*** Material for this task ***
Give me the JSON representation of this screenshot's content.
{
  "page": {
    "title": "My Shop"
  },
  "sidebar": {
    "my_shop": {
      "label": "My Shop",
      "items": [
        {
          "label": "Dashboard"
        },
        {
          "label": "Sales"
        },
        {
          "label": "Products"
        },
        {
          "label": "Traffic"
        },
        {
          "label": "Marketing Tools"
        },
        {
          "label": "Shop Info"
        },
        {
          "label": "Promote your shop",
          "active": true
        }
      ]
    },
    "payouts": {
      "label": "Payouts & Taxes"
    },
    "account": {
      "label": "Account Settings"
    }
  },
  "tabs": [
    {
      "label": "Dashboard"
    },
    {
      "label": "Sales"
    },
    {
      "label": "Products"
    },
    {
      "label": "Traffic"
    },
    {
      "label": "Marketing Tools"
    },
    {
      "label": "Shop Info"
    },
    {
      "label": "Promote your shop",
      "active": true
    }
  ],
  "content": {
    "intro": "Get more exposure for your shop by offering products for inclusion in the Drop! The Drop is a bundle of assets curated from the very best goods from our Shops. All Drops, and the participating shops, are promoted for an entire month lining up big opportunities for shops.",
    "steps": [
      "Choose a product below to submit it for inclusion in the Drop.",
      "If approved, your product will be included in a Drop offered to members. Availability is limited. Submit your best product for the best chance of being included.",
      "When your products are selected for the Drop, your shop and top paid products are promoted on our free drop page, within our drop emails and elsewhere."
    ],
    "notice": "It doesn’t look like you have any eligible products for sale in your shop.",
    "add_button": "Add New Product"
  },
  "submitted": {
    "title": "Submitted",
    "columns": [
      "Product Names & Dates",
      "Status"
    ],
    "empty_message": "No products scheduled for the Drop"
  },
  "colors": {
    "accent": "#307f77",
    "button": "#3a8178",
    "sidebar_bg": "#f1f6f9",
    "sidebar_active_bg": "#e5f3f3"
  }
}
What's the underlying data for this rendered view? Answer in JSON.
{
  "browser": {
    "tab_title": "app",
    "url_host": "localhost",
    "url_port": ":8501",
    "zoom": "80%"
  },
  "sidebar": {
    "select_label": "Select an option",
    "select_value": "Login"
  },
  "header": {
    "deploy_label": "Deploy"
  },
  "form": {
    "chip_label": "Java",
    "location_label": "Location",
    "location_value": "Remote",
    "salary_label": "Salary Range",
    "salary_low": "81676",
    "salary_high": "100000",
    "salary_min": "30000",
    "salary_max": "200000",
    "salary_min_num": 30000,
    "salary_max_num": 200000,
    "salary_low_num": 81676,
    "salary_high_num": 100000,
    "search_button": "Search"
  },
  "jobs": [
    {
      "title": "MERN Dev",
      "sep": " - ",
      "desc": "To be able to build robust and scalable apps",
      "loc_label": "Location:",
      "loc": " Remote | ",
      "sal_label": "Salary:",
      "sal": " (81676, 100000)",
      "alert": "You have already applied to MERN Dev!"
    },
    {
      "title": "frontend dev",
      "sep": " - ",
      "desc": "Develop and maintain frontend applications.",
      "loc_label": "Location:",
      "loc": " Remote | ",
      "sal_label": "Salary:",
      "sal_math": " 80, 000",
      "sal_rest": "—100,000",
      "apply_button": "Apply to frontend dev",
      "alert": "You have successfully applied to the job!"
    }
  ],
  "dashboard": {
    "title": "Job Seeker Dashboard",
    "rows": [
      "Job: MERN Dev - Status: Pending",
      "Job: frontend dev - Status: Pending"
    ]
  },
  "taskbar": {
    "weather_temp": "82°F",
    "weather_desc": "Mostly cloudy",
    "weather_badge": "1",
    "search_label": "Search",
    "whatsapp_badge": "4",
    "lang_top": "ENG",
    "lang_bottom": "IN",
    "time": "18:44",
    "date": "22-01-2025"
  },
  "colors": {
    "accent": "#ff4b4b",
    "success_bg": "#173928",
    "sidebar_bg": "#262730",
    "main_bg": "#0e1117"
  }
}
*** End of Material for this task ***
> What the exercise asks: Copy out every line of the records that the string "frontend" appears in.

> Problem solution:
      "title": "frontend dev",
      "desc": "Develop and maintain frontend applications.",
      "apply_button": "Apply to frontend dev",
      "Job: frontend dev - Status: Pending"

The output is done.